“For all of his academic accomplishments, [Milton] Friedman’s role as a popularizer of free-market principles was arguably more important. He wrote a column in Newsweek for 18 years starting in 1966, preaching the importance of economic freedom to a generation that had never heard such things in school. His 1980 book, ‘Free to Choose,’ was a best-seller, and the videos that accompanied it were smuggled behind the Iron Curtain like seeds of revolution.
“Professor Friedman always argued with civility and a bracing wit. One of his best barbs on the size of government: ‘Given our monstrous, overgrown government structure, any three letters chosen at random would probably designate an agency or part of a department that could be profitably abolished.’ And he popularized ‘There is no such thing as a free lunch.’

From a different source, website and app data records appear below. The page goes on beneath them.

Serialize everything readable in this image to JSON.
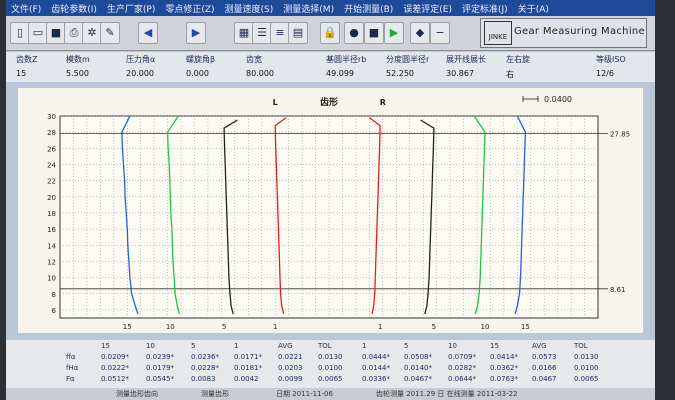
{
  "menu": [
    "文件(F)",
    "齿轮参数(I)",
    "生产厂家(P)",
    "零点修正(Z)",
    "测量速度(S)",
    "测量选择(M)",
    "开始测量(B)",
    "误差评定(E)",
    "评定标准(J)",
    "关于(A)"
  ],
  "toolbar": {
    "icons": [
      "new-file-icon",
      "open-folder-icon",
      "save-icon",
      "print-icon",
      "settings-icon",
      "clear-icon",
      "arrow-left-icon",
      "arrow-right-icon",
      "grid-view-icon",
      "list-view-icon",
      "lines-view-icon",
      "document-icon",
      "lock-icon",
      "record-icon",
      "stop-icon",
      "play-icon",
      "diamond-icon",
      "minus-icon"
    ],
    "brand_text": "Gear Measuring Machine",
    "brand_logo": "JINKE"
  },
  "params": {
    "headers": [
      "齿数Z",
      "模数m",
      "压力角α",
      "螺旋角β",
      "齿宽",
      "基圆半径rb",
      "分度圆半径r",
      "展开线展长",
      "左右旋",
      "等级ISO"
    ],
    "values": [
      "15",
      "5.500",
      "20.000",
      "0.000",
      "80.000",
      "49.099",
      "52.250",
      "30.867",
      "右",
      "12/6"
    ]
  },
  "chart_data": {
    "type": "line",
    "title": "齿形",
    "left_label": "L",
    "right_label": "R",
    "scale_label": "0.0400",
    "y_ticks": [
      30,
      28,
      26,
      24,
      22,
      20,
      18,
      16,
      14,
      12,
      10,
      8,
      6
    ],
    "ylim": [
      5,
      30
    ],
    "xlim": [
      0,
      1
    ],
    "right_markers": [
      "27.85",
      "8.61"
    ],
    "bottom_labels": [
      {
        "text": "15",
        "x": 0.125
      },
      {
        "text": "10",
        "x": 0.205
      },
      {
        "text": "5",
        "x": 0.305
      },
      {
        "text": "1",
        "x": 0.4
      },
      {
        "text": "1",
        "x": 0.595
      },
      {
        "text": "5",
        "x": 0.695
      },
      {
        "text": "10",
        "x": 0.79
      },
      {
        "text": "15",
        "x": 0.865
      }
    ],
    "series": [
      {
        "color": "#2a5fd8",
        "values": [
          [
            0.13,
            30
          ],
          [
            0.115,
            28
          ],
          [
            0.116,
            26
          ],
          [
            0.118,
            24
          ],
          [
            0.12,
            22
          ],
          [
            0.121,
            20
          ],
          [
            0.123,
            18
          ],
          [
            0.125,
            16
          ],
          [
            0.126,
            14
          ],
          [
            0.128,
            12
          ],
          [
            0.13,
            10
          ],
          [
            0.133,
            8
          ],
          [
            0.14,
            6.5
          ],
          [
            0.145,
            5.5
          ]
        ]
      },
      {
        "color": "#22c24a",
        "values": [
          [
            0.22,
            30
          ],
          [
            0.2,
            28
          ],
          [
            0.201,
            26
          ],
          [
            0.203,
            24
          ],
          [
            0.204,
            22
          ],
          [
            0.205,
            20
          ],
          [
            0.206,
            18
          ],
          [
            0.208,
            16
          ],
          [
            0.209,
            14
          ],
          [
            0.21,
            12
          ],
          [
            0.212,
            10
          ],
          [
            0.214,
            8
          ],
          [
            0.218,
            6.5
          ],
          [
            0.222,
            5.5
          ]
        ]
      },
      {
        "color": "#222222",
        "values": [
          [
            0.33,
            29.5
          ],
          [
            0.305,
            28.5
          ],
          [
            0.306,
            26
          ],
          [
            0.307,
            24
          ],
          [
            0.308,
            22
          ],
          [
            0.309,
            20
          ],
          [
            0.31,
            18
          ],
          [
            0.311,
            16
          ],
          [
            0.312,
            14
          ],
          [
            0.313,
            12
          ],
          [
            0.314,
            10
          ],
          [
            0.316,
            8
          ],
          [
            0.318,
            6.5
          ],
          [
            0.322,
            5.5
          ]
        ]
      },
      {
        "color": "#e02020",
        "values": [
          [
            0.42,
            29.8
          ],
          [
            0.4,
            28.8
          ],
          [
            0.401,
            26
          ],
          [
            0.402,
            24
          ],
          [
            0.403,
            22
          ],
          [
            0.404,
            20
          ],
          [
            0.405,
            18
          ],
          [
            0.406,
            16
          ],
          [
            0.407,
            14
          ],
          [
            0.408,
            12
          ],
          [
            0.409,
            10
          ],
          [
            0.41,
            8
          ],
          [
            0.412,
            6.5
          ],
          [
            0.416,
            5.5
          ]
        ]
      },
      {
        "color": "#e02020",
        "values": [
          [
            0.575,
            29.8
          ],
          [
            0.595,
            28.8
          ],
          [
            0.594,
            26
          ],
          [
            0.593,
            24
          ],
          [
            0.592,
            22
          ],
          [
            0.591,
            20
          ],
          [
            0.59,
            18
          ],
          [
            0.589,
            16
          ],
          [
            0.588,
            14
          ],
          [
            0.587,
            12
          ],
          [
            0.586,
            10
          ],
          [
            0.585,
            8
          ],
          [
            0.583,
            6.5
          ],
          [
            0.58,
            5.5
          ]
        ]
      },
      {
        "color": "#222222",
        "values": [
          [
            0.67,
            29.5
          ],
          [
            0.695,
            28.5
          ],
          [
            0.694,
            26
          ],
          [
            0.693,
            24
          ],
          [
            0.692,
            22
          ],
          [
            0.691,
            20
          ],
          [
            0.69,
            18
          ],
          [
            0.689,
            16
          ],
          [
            0.688,
            14
          ],
          [
            0.687,
            12
          ],
          [
            0.686,
            10
          ],
          [
            0.684,
            8
          ],
          [
            0.682,
            6.5
          ],
          [
            0.678,
            5.5
          ]
        ]
      },
      {
        "color": "#22c24a",
        "values": [
          [
            0.77,
            30
          ],
          [
            0.79,
            28
          ],
          [
            0.789,
            26
          ],
          [
            0.788,
            24
          ],
          [
            0.787,
            22
          ],
          [
            0.786,
            20
          ],
          [
            0.785,
            18
          ],
          [
            0.784,
            16
          ],
          [
            0.783,
            14
          ],
          [
            0.782,
            12
          ],
          [
            0.781,
            10
          ],
          [
            0.779,
            8
          ],
          [
            0.776,
            6.5
          ],
          [
            0.772,
            5.5
          ]
        ]
      },
      {
        "color": "#2a5fd8",
        "values": [
          [
            0.85,
            30
          ],
          [
            0.865,
            28
          ],
          [
            0.864,
            26
          ],
          [
            0.863,
            24
          ],
          [
            0.862,
            22
          ],
          [
            0.861,
            20
          ],
          [
            0.86,
            18
          ],
          [
            0.859,
            16
          ],
          [
            0.858,
            14
          ],
          [
            0.857,
            12
          ],
          [
            0.856,
            10
          ],
          [
            0.854,
            8
          ],
          [
            0.85,
            6.5
          ],
          [
            0.846,
            5.5
          ]
        ]
      }
    ]
  },
  "table": {
    "header": [
      "15",
      "10",
      "5",
      "1",
      "AVG",
      "TOL",
      "1",
      "5",
      "10",
      "15",
      "AVG",
      "TOL"
    ],
    "row_labels": [
      "ffα",
      "fHα",
      "Fα"
    ],
    "rows": [
      [
        "0.0209*",
        "0.0239*",
        "0.0236*",
        "0.0171*",
        "0.0221",
        "0.0130",
        "0.0444*",
        "0.0508*",
        "0.0709*",
        "0.0414*",
        "0.0573",
        "0.0130"
      ],
      [
        "0.0222*",
        "0.0179*",
        "0.0228*",
        "0.0181*",
        "0.0203",
        "0.0100",
        "0.0144*",
        "0.0140*",
        "0.0282*",
        "0.0362*",
        "0.0166",
        "0.0100"
      ],
      [
        "0.0512*",
        "0.0545*",
        "0.0083",
        "0.0042",
        "0.0099",
        "0.0065",
        "0.0336*",
        "0.0467*",
        "0.0644*",
        "0.0763*",
        "0.0467",
        "0.0065"
      ]
    ]
  },
  "status": {
    "left": "测量齿形齿向",
    "mid": "测量齿形",
    "date": "日期 2011-11-06",
    "right": "齿轮测量 2011.29 日 在线测量 2011-03-22"
  }
}
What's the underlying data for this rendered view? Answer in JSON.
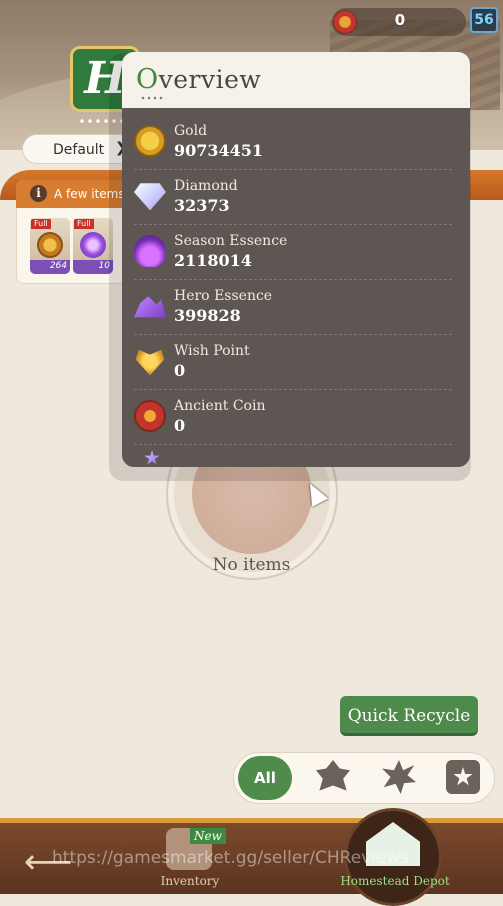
{
  "header": {
    "ancient_coin_count": "0",
    "level": "56",
    "logo_letter": "H",
    "sort_dropdown": {
      "selected": "Default"
    }
  },
  "notice": {
    "text": "A few items",
    "items": [
      {
        "badge": "Full",
        "count": "264",
        "icon": "gold-coin-icon"
      },
      {
        "badge": "Full",
        "count": "10",
        "icon": "purple-essence-icon"
      }
    ]
  },
  "overview": {
    "title_first_letter": "O",
    "title_rest": "verview",
    "resources": [
      {
        "name": "Gold",
        "value": "90734451",
        "icon": "gold-icon"
      },
      {
        "name": "Diamond",
        "value": "32373",
        "icon": "diamond-icon"
      },
      {
        "name": "Season Essence",
        "value": "2118014",
        "icon": "season-essence-icon"
      },
      {
        "name": "Hero Essence",
        "value": "399828",
        "icon": "hero-essence-icon"
      },
      {
        "name": "Wish Point",
        "value": "0",
        "icon": "wish-point-icon"
      },
      {
        "name": "Ancient Coin",
        "value": "0",
        "icon": "ancient-coin-icon"
      }
    ]
  },
  "main": {
    "empty_text": "No items"
  },
  "actions": {
    "quick_recycle": "Quick Recycle"
  },
  "filters": {
    "all_label": "All",
    "icons": [
      "leaf-filter-icon",
      "gear-filter-icon",
      "star-frame-filter-icon"
    ]
  },
  "bottom_nav": {
    "inventory_label": "Inventory",
    "inventory_badge": "New",
    "homestead_label": "Homestead Depot"
  },
  "watermark": "https://gamesmarket.gg/seller/CHReviews",
  "colors": {
    "accent_green": "#4e8a4b",
    "panel_bg": "#5d5652",
    "nav_bg": "#6b3d26"
  }
}
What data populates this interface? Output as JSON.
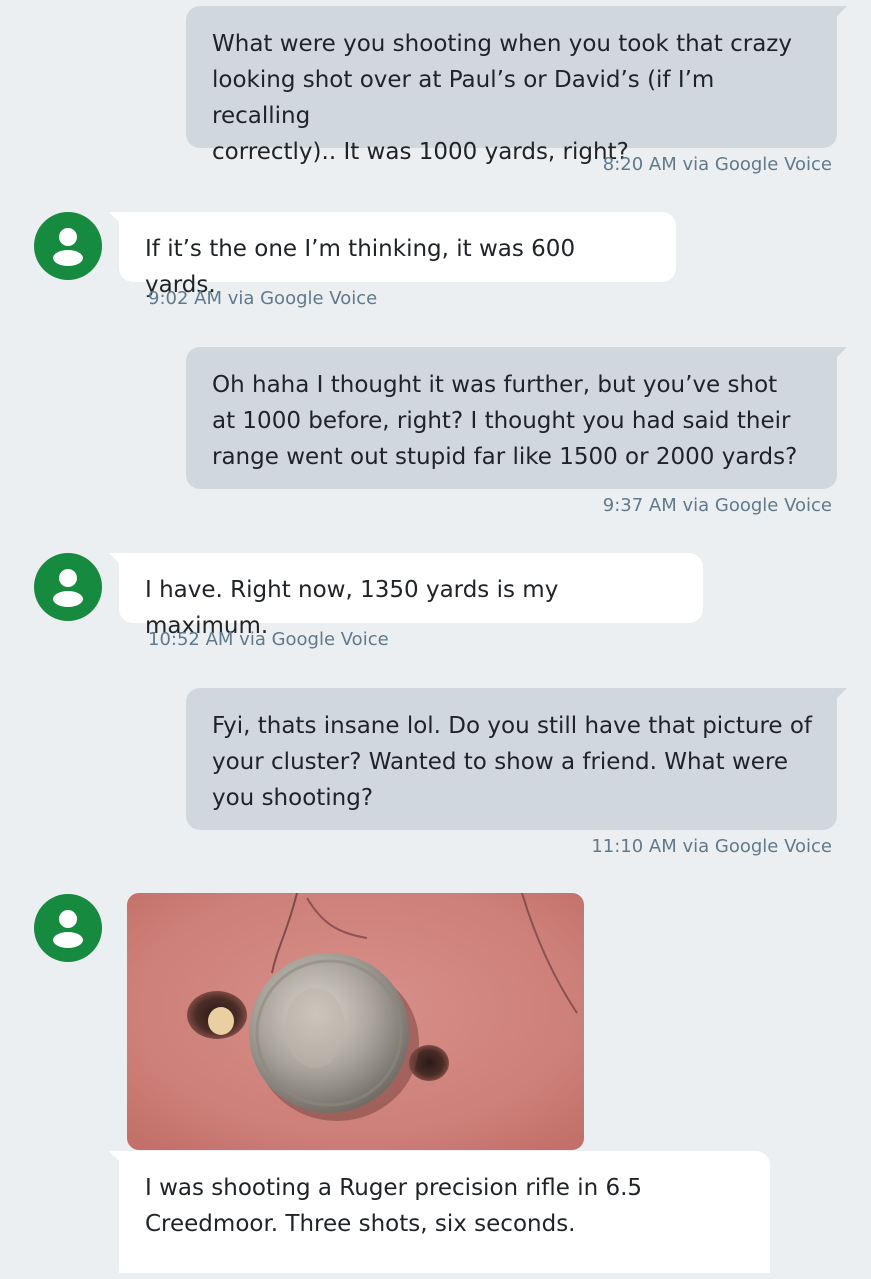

“On the death of Ronald Reagan, whom he advised, Mr. Friedman wrote [. . .] that ‘few people in human history have contributed more to the achievement of human freedom.’ The same can and long will be said of Milton Friedman.”